The U.S. National Hurricane Center in Miami said Ida's winds strengthened to near 70 mph, just short of a Category 1 hurricane. Saturday night, Ida was centered about 150 miles east-southeast of Cozumel, and about 110 miles south of the western tip of Cuba. It was moving north-northwest at about 12 mph.
Ida's forecast track moved slightly toward the north on a path that would take it through the middle of the Yucatan Channel that separates Mexico and Cuba around midday today. Forecasters predicted Ida would then enter the Gulf of Mexico at tropical storm strength and possibly brush the U.S. Gulf Coast next week.
The storm likely will be weakened again by wind sheer and cooler waters.
"It's going to run into a front," said Diane Kacmarik, meteorologist with Bay News 9.
Computer models disagree on what will happen next, Kacmarik said. The storm could move quickly to the north and have little impact on the bay area, she said. Or, it might become an area of low pressure with some strong winds and rain.

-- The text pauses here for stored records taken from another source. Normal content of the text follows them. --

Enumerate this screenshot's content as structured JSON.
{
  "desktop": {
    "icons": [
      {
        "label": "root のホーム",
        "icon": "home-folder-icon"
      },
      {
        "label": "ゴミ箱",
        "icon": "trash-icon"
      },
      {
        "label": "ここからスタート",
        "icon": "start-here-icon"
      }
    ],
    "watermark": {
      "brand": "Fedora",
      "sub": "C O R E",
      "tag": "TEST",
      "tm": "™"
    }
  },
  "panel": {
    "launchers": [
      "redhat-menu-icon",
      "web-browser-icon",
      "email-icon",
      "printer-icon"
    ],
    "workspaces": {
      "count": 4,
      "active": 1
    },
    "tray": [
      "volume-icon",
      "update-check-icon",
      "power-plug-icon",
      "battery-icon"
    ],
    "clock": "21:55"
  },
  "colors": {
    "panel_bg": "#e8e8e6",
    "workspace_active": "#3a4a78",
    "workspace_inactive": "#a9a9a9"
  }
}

Times staff writer Kameel Stanley contributed to this report.